Scroll back through this week's posts and look closely at Pete Hawley's many Jantzen ads. Once you regain your composure from the sight of all those gorgeous gals in their unmentionables you'll notice those ads often featured cute little kids and critters - not exactly co-starring - but certainly acting in a supporting role.
As Hawley's Jantzen girls began to bow out at the end of the 50's it was his affinity for drawing cute characters that increasingly took centre stage with his clients.
Around 1958 Pete Hawley began working on a new, long series of ads for a major national account: he created a little cutie named 'Betsy Bell' for the Bell Telephone System.
She must have been extremely popular, because for the next several years Bell regularly called on Hawley to create more Betsy ads.
As mentioned often on this blog, the 60's was a time of tremendous change in the illustration business. Television was increasingly grabbing available ad dollars and the diminished surviving magazines increasingly turned to photography for visual content.
Illustrators with contemporary styles could still grab the attention of art directors, but the market for traditional illustration simply no longer existed.
Many illustrators who had been wildly successful during the 40's and 50's doing art for magazines and print advertising found themselves out in the cold. As one of those veteran artists with twenty-plus years of professional experience under his belt, one might expect that Pete Hawley would be one of those illustrators struggling to compete in the new order of things.
In fact he continued to be consistently busy.
Frustratingly, the 60's decade is the one of which we have the least specific detail about Hawley's business arrangements. I don't know if he was still working with his old rep, Betty Irely, or with someone he'd met at Stephan Lion Inc., or with another completely unknown salesperson...
After all those years in the business, he may have simply been so well established that he could rely on his network of clients to keep coming back with new assignments...
Whatever the case, Hawley managed to continue to do high profile advertising art.
Beginning in the early 50's, he'd connected with the film industry and begun doing movie posters, like this one from 1953...
... and this from 1954.
That relationship continued into the 1960's. Here's a poster Pete Hawley did in 1963. How many posters he did over the years is unclear, but once again, it was a long (and no doubt enviably lucrative) relationship with a major account.

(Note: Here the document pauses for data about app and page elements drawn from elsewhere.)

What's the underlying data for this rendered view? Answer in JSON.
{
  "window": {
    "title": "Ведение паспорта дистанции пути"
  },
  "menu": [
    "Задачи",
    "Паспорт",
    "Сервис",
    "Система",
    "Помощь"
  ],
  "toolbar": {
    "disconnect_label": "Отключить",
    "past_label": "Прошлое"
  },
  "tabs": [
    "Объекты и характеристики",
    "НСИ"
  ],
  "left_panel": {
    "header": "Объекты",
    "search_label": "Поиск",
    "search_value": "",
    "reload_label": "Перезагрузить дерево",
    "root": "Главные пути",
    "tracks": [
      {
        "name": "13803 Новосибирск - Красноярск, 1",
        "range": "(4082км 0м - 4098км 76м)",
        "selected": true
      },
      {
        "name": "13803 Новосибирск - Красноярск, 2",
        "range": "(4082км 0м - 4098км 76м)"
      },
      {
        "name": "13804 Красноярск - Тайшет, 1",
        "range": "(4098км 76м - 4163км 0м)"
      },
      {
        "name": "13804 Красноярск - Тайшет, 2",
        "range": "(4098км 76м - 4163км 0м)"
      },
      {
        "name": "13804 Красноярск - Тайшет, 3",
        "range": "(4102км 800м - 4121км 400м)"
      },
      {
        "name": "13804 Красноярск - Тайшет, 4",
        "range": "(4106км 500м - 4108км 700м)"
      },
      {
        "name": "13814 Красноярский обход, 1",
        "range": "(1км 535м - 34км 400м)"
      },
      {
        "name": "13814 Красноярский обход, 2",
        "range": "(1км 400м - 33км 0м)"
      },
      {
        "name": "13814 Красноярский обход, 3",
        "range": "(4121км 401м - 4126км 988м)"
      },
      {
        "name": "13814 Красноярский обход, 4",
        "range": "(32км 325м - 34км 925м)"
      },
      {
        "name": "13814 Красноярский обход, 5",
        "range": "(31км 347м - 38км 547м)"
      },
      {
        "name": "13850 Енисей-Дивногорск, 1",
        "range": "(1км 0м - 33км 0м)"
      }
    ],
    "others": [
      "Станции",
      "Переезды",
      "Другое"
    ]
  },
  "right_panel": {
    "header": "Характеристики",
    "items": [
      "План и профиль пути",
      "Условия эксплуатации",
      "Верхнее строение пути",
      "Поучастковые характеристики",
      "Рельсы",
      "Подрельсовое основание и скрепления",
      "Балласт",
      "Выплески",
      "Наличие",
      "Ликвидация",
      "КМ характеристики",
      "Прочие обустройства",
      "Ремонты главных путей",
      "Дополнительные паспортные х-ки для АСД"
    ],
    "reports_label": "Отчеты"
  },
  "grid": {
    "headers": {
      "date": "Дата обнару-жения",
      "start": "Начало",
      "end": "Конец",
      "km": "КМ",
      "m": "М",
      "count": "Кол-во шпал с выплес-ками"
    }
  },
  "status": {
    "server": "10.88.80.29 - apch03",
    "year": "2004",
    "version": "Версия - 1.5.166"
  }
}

In 1964 Pete and Micky Hawley packed up their clan and moved across the country to a beautiful home on the outskirts of Sedona, Arizona. Pete had visited Sedona with a buddy on an earlier occasion and had fallen in love with the arid climate and wide open spaces.
Pete's granddaughter, Shelley, provided this photo of the Hawley family home. That's Pete's studio just beyond the patio railing. Shelley remembers, "My grandpa had a studio off the kitchen with it's own bathroom. It had windows all the way around it. When you'd open the door, you'd have to step down 2 steps. It always smelled like Old Spice and paint."
Despite the remote location (and remember, this was long before fax machines and FedEx!) Hawley maintained a busy schedule with his many clients, including RCA Records.
Shelley recalls, "When I was a kid we used to get in his Jeep and go with him to the post office..."
"Everybody knew him so well at the post office!"
"At the time I thought it was just that sort of 'small town' thing... now I realize it was because he was constantly mailing away finished jobs."
She concludes, "I guess I wish we'd talked more about his work, but as my Grandpa it was going for walks, collecting rocks & flowers, riding around town in his red Jeep -- you know, kid/grandpa stuff. As a teenager you get selfish and want to talk about yourself and boys... We walked a lot and talked about life in general, but I never asked for details about his work. He was either in the studio working or he was with us, out of the work mode."
* Many thanks to Shelley Nugent for all her invaluable assistance with this week's series on her grandpa, Pete Hawley.
* Thanks as well to Shane Glines of Cartoon Retro for generously allowing me to use several of his Pete Hawley scans today.
* My Pete Hawley Flickr set.